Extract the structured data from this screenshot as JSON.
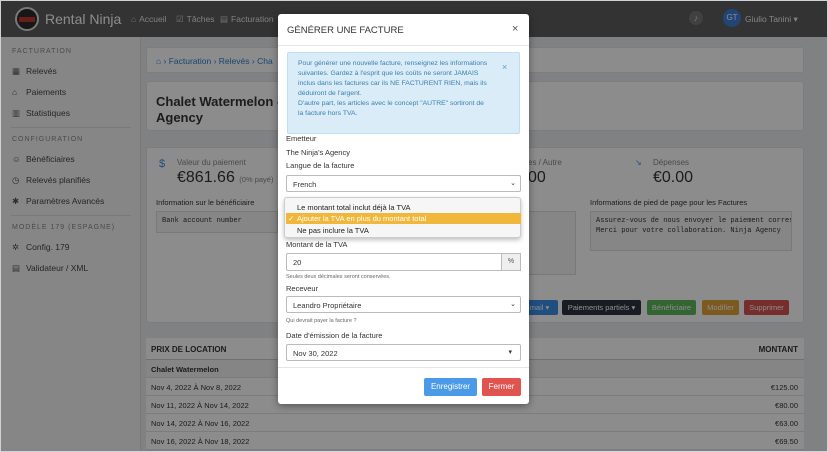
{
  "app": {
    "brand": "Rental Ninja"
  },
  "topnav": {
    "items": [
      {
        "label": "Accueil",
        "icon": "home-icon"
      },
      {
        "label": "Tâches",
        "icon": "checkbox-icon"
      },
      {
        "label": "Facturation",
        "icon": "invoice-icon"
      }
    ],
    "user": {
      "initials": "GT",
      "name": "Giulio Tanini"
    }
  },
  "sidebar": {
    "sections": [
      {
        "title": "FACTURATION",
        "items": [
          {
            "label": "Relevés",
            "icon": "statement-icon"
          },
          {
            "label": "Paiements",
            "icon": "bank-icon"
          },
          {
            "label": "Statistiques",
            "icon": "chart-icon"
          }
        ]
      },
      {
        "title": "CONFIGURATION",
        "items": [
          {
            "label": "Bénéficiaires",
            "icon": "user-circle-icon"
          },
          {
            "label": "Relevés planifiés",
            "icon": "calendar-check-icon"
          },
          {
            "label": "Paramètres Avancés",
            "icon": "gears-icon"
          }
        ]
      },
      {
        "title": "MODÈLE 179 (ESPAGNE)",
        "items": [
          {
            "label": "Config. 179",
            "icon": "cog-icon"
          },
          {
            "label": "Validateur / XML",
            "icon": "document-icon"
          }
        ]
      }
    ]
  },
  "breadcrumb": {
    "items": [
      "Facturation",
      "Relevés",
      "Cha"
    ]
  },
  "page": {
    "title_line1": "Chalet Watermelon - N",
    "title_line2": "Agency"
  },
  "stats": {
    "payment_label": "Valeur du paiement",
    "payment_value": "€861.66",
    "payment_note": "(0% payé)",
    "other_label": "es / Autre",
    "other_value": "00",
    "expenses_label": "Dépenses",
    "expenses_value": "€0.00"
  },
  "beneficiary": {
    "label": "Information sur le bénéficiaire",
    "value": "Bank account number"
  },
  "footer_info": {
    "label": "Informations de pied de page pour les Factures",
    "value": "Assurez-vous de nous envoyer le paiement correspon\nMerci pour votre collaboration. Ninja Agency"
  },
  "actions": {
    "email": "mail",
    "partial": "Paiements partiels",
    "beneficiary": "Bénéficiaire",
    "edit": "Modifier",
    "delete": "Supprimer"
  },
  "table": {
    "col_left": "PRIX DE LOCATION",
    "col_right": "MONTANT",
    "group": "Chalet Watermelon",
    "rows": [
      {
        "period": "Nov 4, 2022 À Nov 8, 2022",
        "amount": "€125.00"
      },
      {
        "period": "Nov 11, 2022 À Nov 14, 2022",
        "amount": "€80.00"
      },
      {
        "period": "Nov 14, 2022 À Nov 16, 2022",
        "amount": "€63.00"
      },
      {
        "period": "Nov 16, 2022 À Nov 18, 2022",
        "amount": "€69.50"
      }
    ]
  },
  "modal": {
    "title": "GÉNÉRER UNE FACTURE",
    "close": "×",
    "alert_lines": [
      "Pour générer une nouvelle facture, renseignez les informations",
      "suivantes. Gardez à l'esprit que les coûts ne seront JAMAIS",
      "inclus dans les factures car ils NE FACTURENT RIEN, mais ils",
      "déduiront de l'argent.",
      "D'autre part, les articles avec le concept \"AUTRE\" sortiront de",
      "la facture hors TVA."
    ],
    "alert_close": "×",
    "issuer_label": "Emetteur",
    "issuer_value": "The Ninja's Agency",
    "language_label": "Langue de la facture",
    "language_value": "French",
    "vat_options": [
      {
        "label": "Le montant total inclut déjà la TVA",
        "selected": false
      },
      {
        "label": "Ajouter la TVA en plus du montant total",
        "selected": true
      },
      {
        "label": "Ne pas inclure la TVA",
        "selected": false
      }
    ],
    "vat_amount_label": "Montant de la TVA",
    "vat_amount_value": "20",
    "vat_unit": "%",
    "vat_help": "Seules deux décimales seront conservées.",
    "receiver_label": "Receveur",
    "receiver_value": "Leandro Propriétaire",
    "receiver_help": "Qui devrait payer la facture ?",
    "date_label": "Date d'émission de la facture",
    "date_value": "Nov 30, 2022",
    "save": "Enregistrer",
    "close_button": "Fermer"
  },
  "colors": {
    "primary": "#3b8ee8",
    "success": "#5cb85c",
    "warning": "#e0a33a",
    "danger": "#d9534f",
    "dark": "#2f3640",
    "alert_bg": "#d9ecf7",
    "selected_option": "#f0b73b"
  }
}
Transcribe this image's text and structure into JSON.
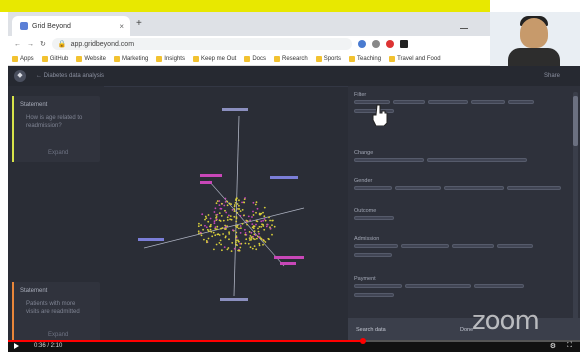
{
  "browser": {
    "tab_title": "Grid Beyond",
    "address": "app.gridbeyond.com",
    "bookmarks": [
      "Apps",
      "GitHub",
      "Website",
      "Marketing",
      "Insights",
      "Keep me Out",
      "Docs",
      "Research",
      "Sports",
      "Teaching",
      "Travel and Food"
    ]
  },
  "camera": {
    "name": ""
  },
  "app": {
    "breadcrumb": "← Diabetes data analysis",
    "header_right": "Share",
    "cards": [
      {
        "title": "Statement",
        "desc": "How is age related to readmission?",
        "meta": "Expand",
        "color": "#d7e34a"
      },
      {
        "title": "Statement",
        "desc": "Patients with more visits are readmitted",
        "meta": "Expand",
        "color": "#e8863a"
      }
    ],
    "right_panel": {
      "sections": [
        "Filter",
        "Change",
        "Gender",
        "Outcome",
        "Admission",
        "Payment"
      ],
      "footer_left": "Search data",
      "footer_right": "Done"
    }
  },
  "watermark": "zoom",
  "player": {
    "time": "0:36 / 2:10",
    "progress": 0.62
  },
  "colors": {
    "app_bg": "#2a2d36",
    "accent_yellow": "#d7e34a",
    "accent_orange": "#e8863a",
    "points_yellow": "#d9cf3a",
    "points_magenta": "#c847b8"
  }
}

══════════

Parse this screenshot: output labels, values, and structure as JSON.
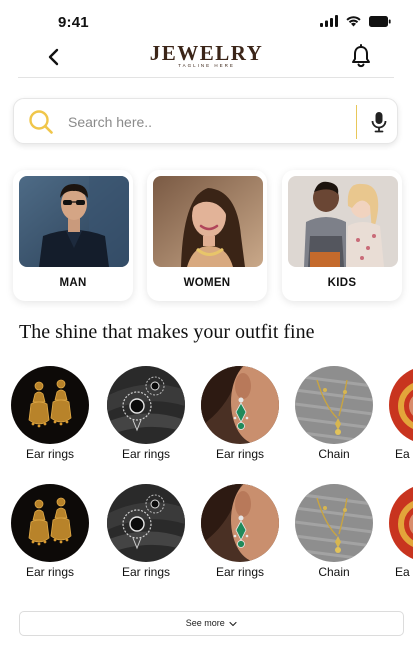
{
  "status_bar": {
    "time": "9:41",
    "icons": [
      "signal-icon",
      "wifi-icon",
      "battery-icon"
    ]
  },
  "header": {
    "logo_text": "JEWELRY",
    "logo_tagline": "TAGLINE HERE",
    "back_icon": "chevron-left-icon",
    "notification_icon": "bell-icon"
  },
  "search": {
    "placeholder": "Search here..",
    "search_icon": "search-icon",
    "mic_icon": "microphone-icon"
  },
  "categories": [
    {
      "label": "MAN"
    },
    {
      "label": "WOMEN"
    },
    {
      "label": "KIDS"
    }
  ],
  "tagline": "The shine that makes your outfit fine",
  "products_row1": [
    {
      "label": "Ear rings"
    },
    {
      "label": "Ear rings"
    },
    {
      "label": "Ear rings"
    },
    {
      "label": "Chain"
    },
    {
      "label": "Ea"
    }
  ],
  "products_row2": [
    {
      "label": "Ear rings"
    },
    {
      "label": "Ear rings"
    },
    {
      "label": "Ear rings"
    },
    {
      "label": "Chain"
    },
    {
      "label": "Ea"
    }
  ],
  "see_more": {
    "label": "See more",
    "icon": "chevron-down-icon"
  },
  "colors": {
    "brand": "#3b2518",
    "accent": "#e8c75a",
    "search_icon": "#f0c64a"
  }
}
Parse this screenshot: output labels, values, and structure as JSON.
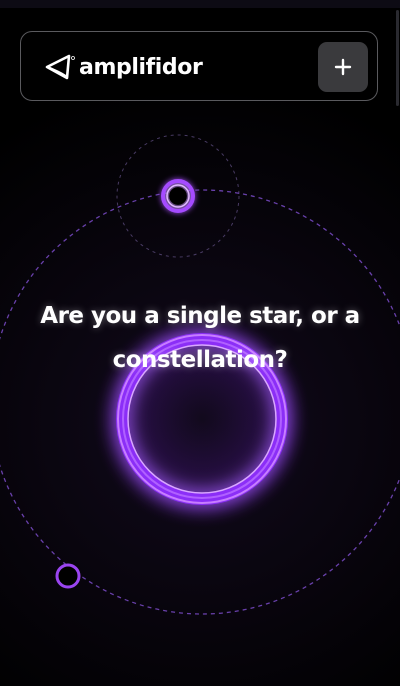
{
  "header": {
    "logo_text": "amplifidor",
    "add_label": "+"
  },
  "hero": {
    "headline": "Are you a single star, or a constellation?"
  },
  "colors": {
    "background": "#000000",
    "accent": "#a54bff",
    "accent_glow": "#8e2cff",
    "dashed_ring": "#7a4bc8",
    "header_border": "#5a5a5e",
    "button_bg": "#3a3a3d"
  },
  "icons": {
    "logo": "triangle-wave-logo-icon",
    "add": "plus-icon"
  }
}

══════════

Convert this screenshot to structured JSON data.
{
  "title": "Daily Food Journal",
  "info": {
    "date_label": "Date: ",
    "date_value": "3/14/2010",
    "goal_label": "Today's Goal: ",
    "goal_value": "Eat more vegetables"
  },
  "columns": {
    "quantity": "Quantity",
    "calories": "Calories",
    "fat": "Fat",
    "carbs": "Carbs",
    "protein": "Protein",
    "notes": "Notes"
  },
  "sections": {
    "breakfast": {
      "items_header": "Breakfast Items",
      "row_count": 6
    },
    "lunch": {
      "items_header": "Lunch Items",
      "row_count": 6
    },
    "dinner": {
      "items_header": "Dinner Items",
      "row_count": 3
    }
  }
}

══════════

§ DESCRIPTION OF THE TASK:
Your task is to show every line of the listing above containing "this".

§ ANSWER AREA:
Extract the structured data from this screenshot as JSON.
Transcribe this image's text and structure into JSON.
Parse this screenshot: output labels, values, and structure as JSON.
Parse this screenshot: output labels, values, and structure as JSON.
Convert this screenshot to structured JSON data.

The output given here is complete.